Robert Graves, in his writings on mythology, suggested that kings have always had a quasi-religious function,and in consequence become increasingly hedged around by ceremonial rituals and prohibitions, with the result that less and less time is left for actual governing, and actual power has to be exercised elsewhere. As early as the mid-19th century Walter Bagehot therefore distinguished between the "efficient" side of the British constitution (the Prime Minister and the Cabinet), and the monarchy, which was merely ceremonial.

At the time of writing, Britain appears gripped by an entirely synthetic piece of elaborate ritual, namely the Olymic torch ceremony. This is wholly without antique tradition, having been invented by the Nazis for the 1936 Berlin Games, and become more and more elaborate with every passing Olympiad. One cannot but admire Dr. Goebbels, Hitler's propaganda chief, for his penetrating if cynical insight into human nature. He was obviously right in assessing that this was just the sort of bogus-historical ritual that people would fall for. If we really wanted to follow the ancient Greek ritual, we would open the Olympics by sacrificing a hundred oxen to Zeus: but I suspect this would be a step too far even for Goebbels!

Sunday, 6 May 2012

Ashenden, by Somerset Maugham
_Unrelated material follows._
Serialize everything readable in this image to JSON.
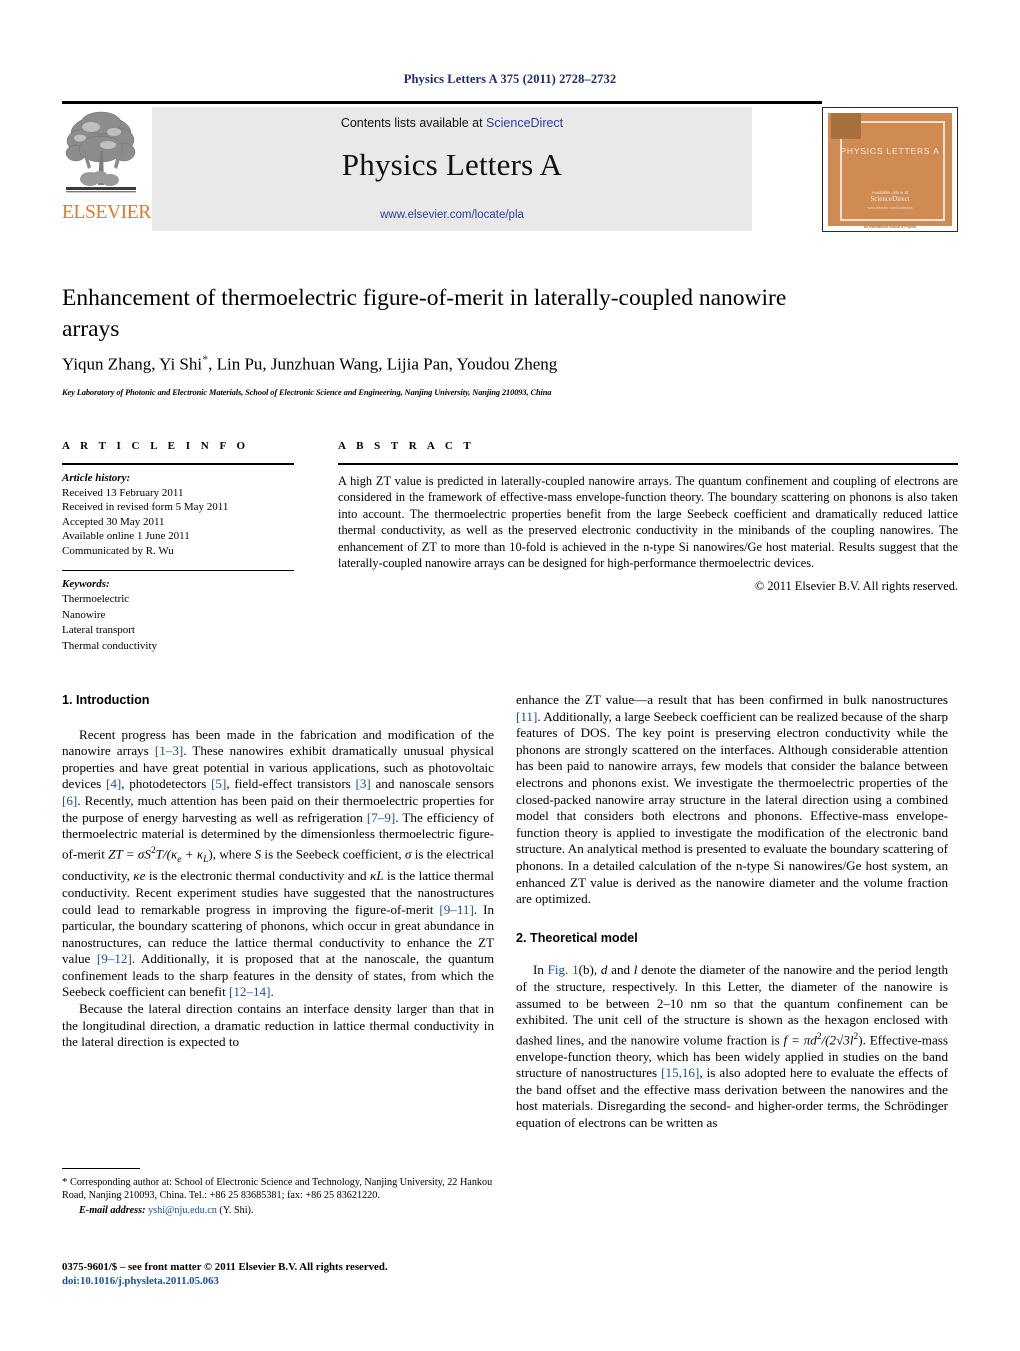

This is a series of stories about Ashenden, a British agent during the First World War. Maugham tells us in his introduction that the book is based on his own experiences in the Intelligence Department, "rearranged for the purposes of fiction". Maugham defends this approach by arguing that in fiction, events can be made far more sequential and coherent than things usually are in real life, but it does mean that we are never quite certain how far the stories he tells actually occurred. As we would expect from Maugham, the book is beautifully written: his excellence as an author has rather been forgotten nowadays.
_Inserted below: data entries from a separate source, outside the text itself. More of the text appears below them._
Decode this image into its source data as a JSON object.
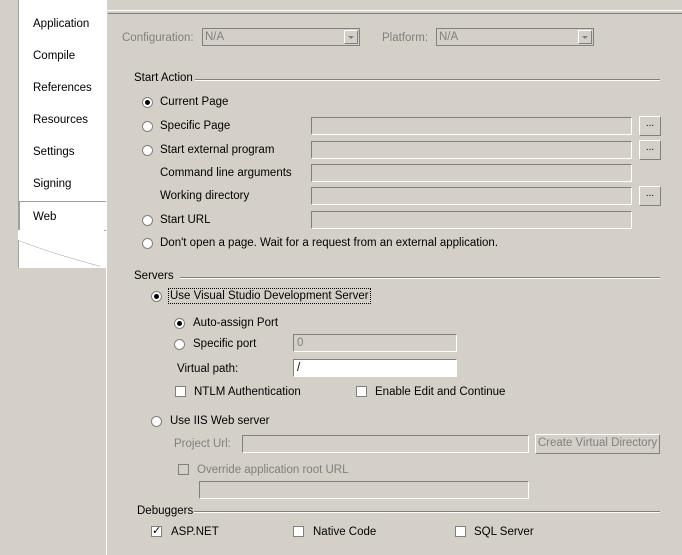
{
  "tabs": [
    {
      "label": "Application"
    },
    {
      "label": "Compile"
    },
    {
      "label": "References"
    },
    {
      "label": "Resources"
    },
    {
      "label": "Settings"
    },
    {
      "label": "Signing"
    },
    {
      "label": "Web"
    }
  ],
  "toolbar": {
    "configuration_label": "Configuration:",
    "configuration_value": "N/A",
    "platform_label": "Platform:",
    "platform_value": "N/A"
  },
  "start_action": {
    "header": "Start Action",
    "current_page": "Current Page",
    "specific_page": "Specific Page",
    "start_external_program": "Start external program",
    "command_line_arguments": "Command line arguments",
    "working_directory": "Working directory",
    "start_url": "Start URL",
    "dont_open": "Don't open a page.  Wait for a request from an external application.",
    "browse_label": "..."
  },
  "servers": {
    "header": "Servers",
    "use_vs_dev_server": "Use Visual Studio Development Server",
    "auto_assign_port": "Auto-assign Port",
    "specific_port": "Specific port",
    "specific_port_value": "0",
    "virtual_path_label": "Virtual path:",
    "virtual_path_value": "/",
    "ntlm_auth": "NTLM Authentication",
    "enable_edit_continue": "Enable Edit and Continue",
    "use_iis": "Use IIS Web server",
    "project_url_label": "Project Url:",
    "create_virtual_directory": "Create Virtual Directory",
    "override_root_url": "Override application root URL"
  },
  "debuggers": {
    "header": "Debuggers",
    "aspnet": "ASP.NET",
    "native_code": "Native Code",
    "sql_server": "SQL Server"
  }
}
Most of the stories are set in neutral Switzerland, where Ashenden is based, though in the last story he finds himself in Petrograd at the time of the Bolshevik seizure of power in autumn 1917, but fails to make any impact on the course of events (which presumably mirrors Maugham's own experiences). In some of the stories not very much happens, but two of them stand out by being distinctly sombre. In one, Ashenden cold-bloodedly manipulates a woman in order to get her to betray her lover, an Indian nationalist agitator who has thrown in his lot with the Germans. In another, in even darker vein, his target is an Englishman living in Switzerland who is suspected of being in the pay of Germany. Ashenden eventually deceives him into venturing onto French soil, so he can be arrested and shot. This is not made any more palatable for Ashenden by the fact that he actually likes Caypor, the target, and his wife. When he receives the information that Caypor has duly been executed, Ashenden reflects that personal feelings must not be allowed to have any bearing on his work, but even so he is unable to stop himself thinking of the reality of a firing-squad:-
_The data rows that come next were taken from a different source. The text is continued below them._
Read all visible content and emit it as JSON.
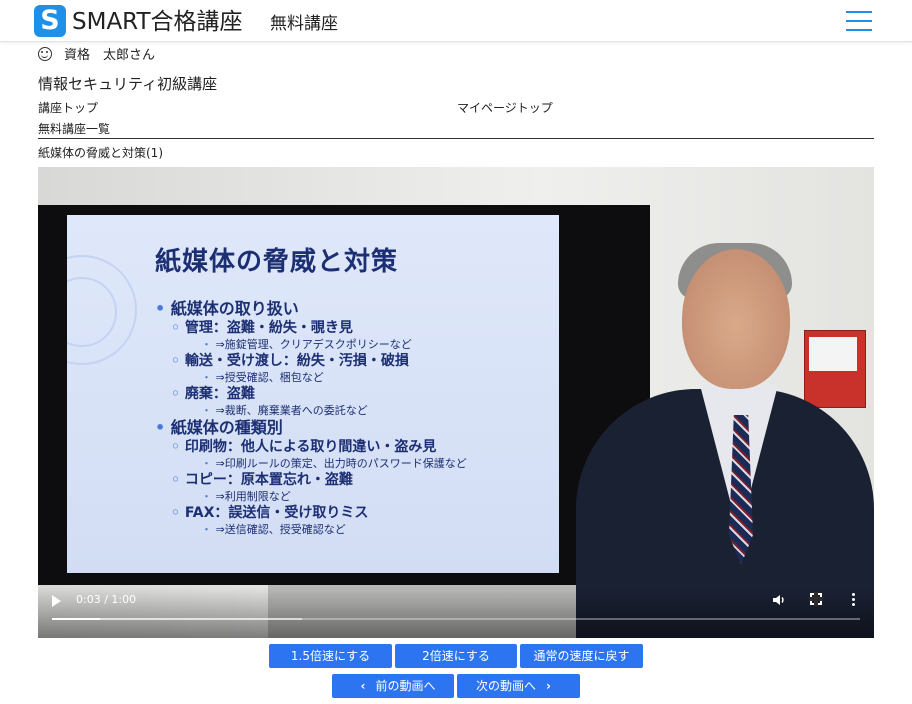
{
  "header": {
    "logo_letter": "S",
    "brand": "SMART合格講座",
    "subtitle": "無料講座",
    "menu_icon": "hamburger-icon"
  },
  "user": {
    "icon": "smile-icon",
    "label": "資格　太郎さん"
  },
  "course": {
    "title": "情報セキュリティ初級講座"
  },
  "nav": {
    "course_top": "講座トップ",
    "mypage_top": "マイページトップ",
    "free_courses": "無料講座一覧"
  },
  "lesson": {
    "title": "紙媒体の脅威と対策(1)"
  },
  "slide": {
    "title": "紙媒体の脅威と対策",
    "lines": [
      {
        "level": 1,
        "bullet": "•",
        "text": "紙媒体の取り扱い"
      },
      {
        "level": 2,
        "bullet": "◦",
        "text": "管理：盗難・紛失・覗き見"
      },
      {
        "level": 3,
        "bullet": "・",
        "text": "⇒施錠管理、クリアデスクポリシーなど"
      },
      {
        "level": 2,
        "bullet": "◦",
        "text": "輸送・受け渡し：紛失・汚損・破損"
      },
      {
        "level": 3,
        "bullet": "・",
        "text": "⇒授受確認、梱包など"
      },
      {
        "level": 2,
        "bullet": "◦",
        "text": "廃棄：盗難"
      },
      {
        "level": 3,
        "bullet": "・",
        "text": "⇒裁断、廃棄業者への委託など"
      },
      {
        "level": 1,
        "bullet": "•",
        "text": "紙媒体の種類別"
      },
      {
        "level": 2,
        "bullet": "◦",
        "text": "印刷物：他人による取り間違い・盗み見"
      },
      {
        "level": 3,
        "bullet": "・",
        "text": "⇒印刷ルールの策定、出力時のパスワード保護など"
      },
      {
        "level": 2,
        "bullet": "◦",
        "text": "コピー：原本置忘れ・盗難"
      },
      {
        "level": 3,
        "bullet": "・",
        "text": "⇒利用制限など"
      },
      {
        "level": 2,
        "bullet": "◦",
        "text": "FAX：誤送信・受け取りミス"
      },
      {
        "level": 3,
        "bullet": "・",
        "text": "⇒送信確認、授受確認など"
      }
    ]
  },
  "player": {
    "time": "0:03 / 1:00",
    "played_fraction": 0.06,
    "buffered_fraction": 0.31,
    "icons": [
      "play-icon",
      "volume-icon",
      "fullscreen-icon",
      "more-options-icon"
    ]
  },
  "speed_buttons": {
    "speed_15": "1.5倍速にする",
    "speed_2": "2倍速にする",
    "speed_normal": "通常の速度に戻す"
  },
  "nav_buttons": {
    "prev": "前の動画へ",
    "next": "次の動画へ"
  },
  "colors": {
    "brand_blue": "#1e90e8",
    "button_blue": "#2d74f0",
    "slide_text": "#1c2f73"
  }
}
"He remembered a dreadful scene. Dawn. A cold, grey dawn, with a drizzling rain falling. A man, blindfolded, standing against a wall, an officer very pale giving an order, a volley, and then a young soldier, one of the firing party, turning round and holding on to his gun for support, vomiting. The officer turned paler still, and he, Ashenden, feeling dreadfully faint. How terrified Caypor must have been! It was awful when the tears ran down their faces ...."
Did Maugham himself witness such an execution, or did someone describe it to him? Or is it purely a product of his imagination? In any case, we are certainly a long way from James Bond's casual attitude towards death, are we not?